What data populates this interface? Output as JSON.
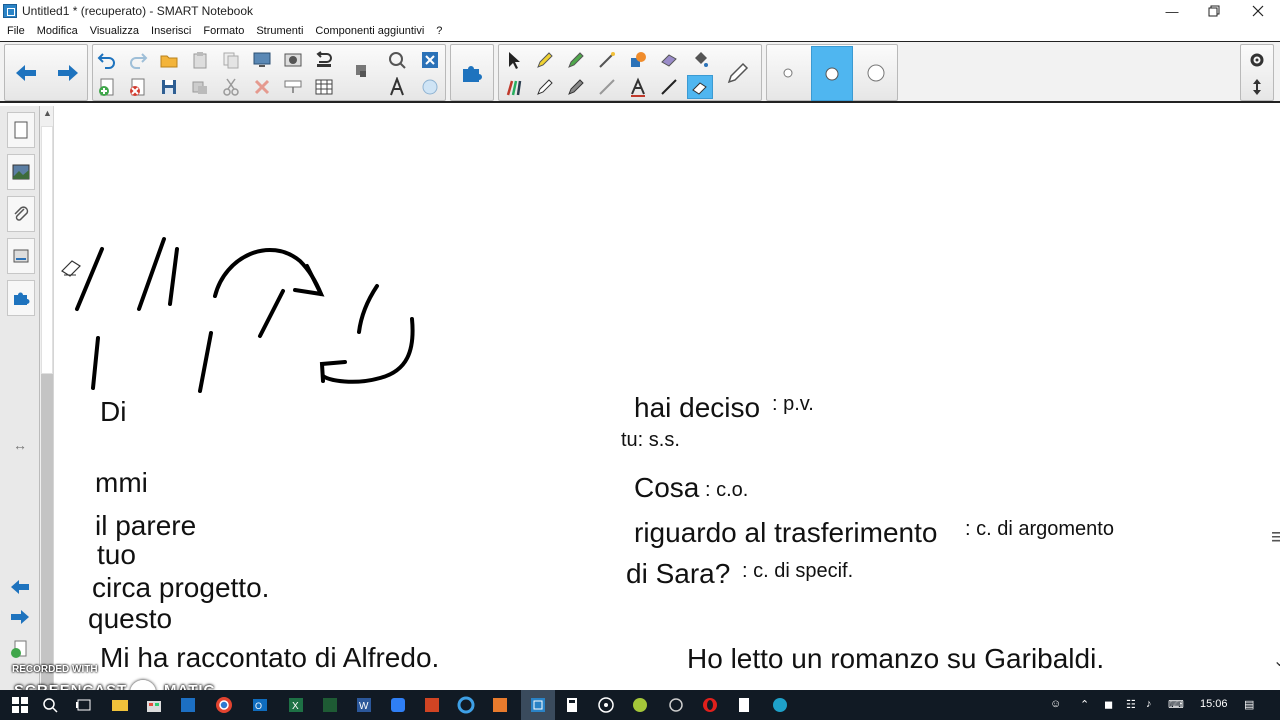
{
  "window": {
    "title": "Untitled1 * (recuperato) - SMART Notebook",
    "minimize_icon": "minimize-icon",
    "restore_icon": "restore-icon",
    "close_icon": "close-icon"
  },
  "menu": {
    "items": [
      "File",
      "Modifica",
      "Visualizza",
      "Inserisci",
      "Formato",
      "Strumenti",
      "Componenti aggiuntivi",
      "?"
    ]
  },
  "toolbar": {
    "icons": [
      "back-arrow-icon",
      "forward-arrow-icon",
      "undo-icon",
      "redo-icon",
      "open-folder-icon",
      "paste-icon",
      "duplicate-icon",
      "screen-capture-icon",
      "document-camera-icon",
      "screen-shade-icon",
      "spell-check-icon",
      "delete-icon",
      "add-page-icon",
      "clear-page-icon",
      "save-icon",
      "move-icon",
      "cut-icon",
      "x-delete-icon",
      "table-icon",
      "fill-icon",
      "addon-puzzle-icon",
      "select-arrow-icon",
      "pen-icon",
      "creative-pen-icon",
      "magic-pen-icon",
      "shape-icon",
      "eraser-icon",
      "fill-bucket-icon",
      "line-icon",
      "text-icon",
      "settings-gear-icon",
      "toolbar-move-icon"
    ],
    "active_tool": "eraser-icon",
    "accent_color": "#4fb6f0"
  },
  "side_panel": {
    "tabs": [
      "page-sorter-icon",
      "gallery-icon",
      "attachments-icon",
      "properties-icon",
      "addons-icon"
    ],
    "nav_icons": [
      "prev-page-icon",
      "next-page-icon",
      "add-page-icon"
    ]
  },
  "canvas": {
    "left_column": {
      "line1": "Di",
      "line2": "mmi",
      "line3": "il parere",
      "line4": "tuo",
      "line5": "circa progetto.",
      "line6": "questo",
      "sentence": "Mi ha raccontato di Alfredo."
    },
    "right_column": {
      "verb": "hai deciso",
      "verb_label": ": p.v.",
      "subject_label": "tu: s.s.",
      "object": "Cosa",
      "object_label": ": c.o.",
      "argument": "riguardo al trasferimento",
      "argument_label": ": c. di argomento",
      "specification": "di Sara?",
      "specification_label": ": c. di specif.",
      "sentence": "Ho letto un romanzo su Garibaldi."
    }
  },
  "watermark": {
    "top": "RECORDED WITH",
    "bottom": "SCREENCAST",
    "bottom2": "MATIC"
  },
  "taskbar": {
    "time": "15:06",
    "icons": [
      "start-icon",
      "search-icon",
      "task-view-icon",
      "file-explorer-icon",
      "store-icon",
      "chrome-icon",
      "outlook-icon",
      "excel-icon",
      "word-icon",
      "dropbox-icon",
      "powerpoint-icon",
      "edge-icon",
      "smart-notebook-icon",
      "calculator-icon",
      "media-icon",
      "android-icon",
      "network-icon",
      "opera-icon",
      "notepad-icon",
      "web-icon"
    ]
  }
}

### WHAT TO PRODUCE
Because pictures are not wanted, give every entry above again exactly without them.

### RESPONSE BOX
What data populates this interface? Output as JSON.
{
  "window": {
    "title": "Untitled1 * (recuperato) - SMART Notebook",
    "minimize_icon": "minimize-icon",
    "restore_icon": "restore-icon",
    "close_icon": "close-icon"
  },
  "menu": {
    "items": [
      "File",
      "Modifica",
      "Visualizza",
      "Inserisci",
      "Formato",
      "Strumenti",
      "Componenti aggiuntivi",
      "?"
    ]
  },
  "toolbar": {
    "icons": [
      "back-arrow-icon",
      "forward-arrow-icon",
      "undo-icon",
      "redo-icon",
      "open-folder-icon",
      "paste-icon",
      "duplicate-icon",
      "screen-capture-icon",
      "document-camera-icon",
      "screen-shade-icon",
      "spell-check-icon",
      "delete-icon",
      "add-page-icon",
      "clear-page-icon",
      "save-icon",
      "move-icon",
      "cut-icon",
      "x-delete-icon",
      "table-icon",
      "fill-icon",
      "addon-puzzle-icon",
      "select-arrow-icon",
      "pen-icon",
      "creative-pen-icon",
      "magic-pen-icon",
      "shape-icon",
      "eraser-icon",
      "fill-bucket-icon",
      "line-icon",
      "text-icon",
      "settings-gear-icon",
      "toolbar-move-icon"
    ],
    "active_tool": "eraser-icon",
    "accent_color": "#4fb6f0"
  },
  "side_panel": {
    "tabs": [
      "page-sorter-icon",
      "gallery-icon",
      "attachments-icon",
      "properties-icon",
      "addons-icon"
    ],
    "nav_icons": [
      "prev-page-icon",
      "next-page-icon",
      "add-page-icon"
    ]
  },
  "canvas": {
    "left_column": {
      "line1": "Di",
      "line2": "mmi",
      "line3": "il parere",
      "line4": "tuo",
      "line5": "circa progetto.",
      "line6": "questo",
      "sentence": "Mi ha raccontato di Alfredo."
    },
    "right_column": {
      "verb": "hai deciso",
      "verb_label": ": p.v.",
      "subject_label": "tu: s.s.",
      "object": "Cosa",
      "object_label": ": c.o.",
      "argument": "riguardo al trasferimento",
      "argument_label": ": c. di argomento",
      "specification": "di Sara?",
      "specification_label": ": c. di specif.",
      "sentence": "Ho letto un romanzo su Garibaldi."
    }
  },
  "watermark": {
    "top": "RECORDED WITH",
    "bottom": "SCREENCAST",
    "bottom2": "MATIC"
  },
  "taskbar": {
    "time": "15:06",
    "icons": [
      "start-icon",
      "search-icon",
      "task-view-icon",
      "file-explorer-icon",
      "store-icon",
      "chrome-icon",
      "outlook-icon",
      "excel-icon",
      "word-icon",
      "dropbox-icon",
      "powerpoint-icon",
      "edge-icon",
      "smart-notebook-icon",
      "calculator-icon",
      "media-icon",
      "android-icon",
      "network-icon",
      "opera-icon",
      "notepad-icon",
      "web-icon"
    ]
  }
}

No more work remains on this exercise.